Given records:
● ● ● ●

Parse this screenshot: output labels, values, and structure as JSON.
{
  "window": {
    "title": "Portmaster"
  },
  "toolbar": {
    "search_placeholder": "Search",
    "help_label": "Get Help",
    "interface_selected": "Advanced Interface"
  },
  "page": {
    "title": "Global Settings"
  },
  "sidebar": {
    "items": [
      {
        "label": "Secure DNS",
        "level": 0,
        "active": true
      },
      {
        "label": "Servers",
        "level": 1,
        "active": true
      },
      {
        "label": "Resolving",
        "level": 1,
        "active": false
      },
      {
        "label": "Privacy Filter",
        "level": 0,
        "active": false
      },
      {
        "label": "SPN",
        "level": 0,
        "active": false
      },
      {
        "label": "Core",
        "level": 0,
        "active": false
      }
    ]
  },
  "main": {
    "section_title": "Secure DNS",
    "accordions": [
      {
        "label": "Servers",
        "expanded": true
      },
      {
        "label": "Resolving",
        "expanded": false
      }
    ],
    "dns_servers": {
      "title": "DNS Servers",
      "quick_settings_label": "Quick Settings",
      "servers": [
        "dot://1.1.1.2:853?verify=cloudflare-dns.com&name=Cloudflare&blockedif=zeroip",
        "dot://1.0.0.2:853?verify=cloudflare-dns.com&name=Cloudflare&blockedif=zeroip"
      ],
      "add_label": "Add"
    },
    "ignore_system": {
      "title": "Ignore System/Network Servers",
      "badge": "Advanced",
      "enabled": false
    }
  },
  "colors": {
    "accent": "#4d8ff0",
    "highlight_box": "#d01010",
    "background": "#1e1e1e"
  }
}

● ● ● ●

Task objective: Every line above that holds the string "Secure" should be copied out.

Exercise solution:
        "label": "Secure DNS",
    "section_title": "Secure DNS",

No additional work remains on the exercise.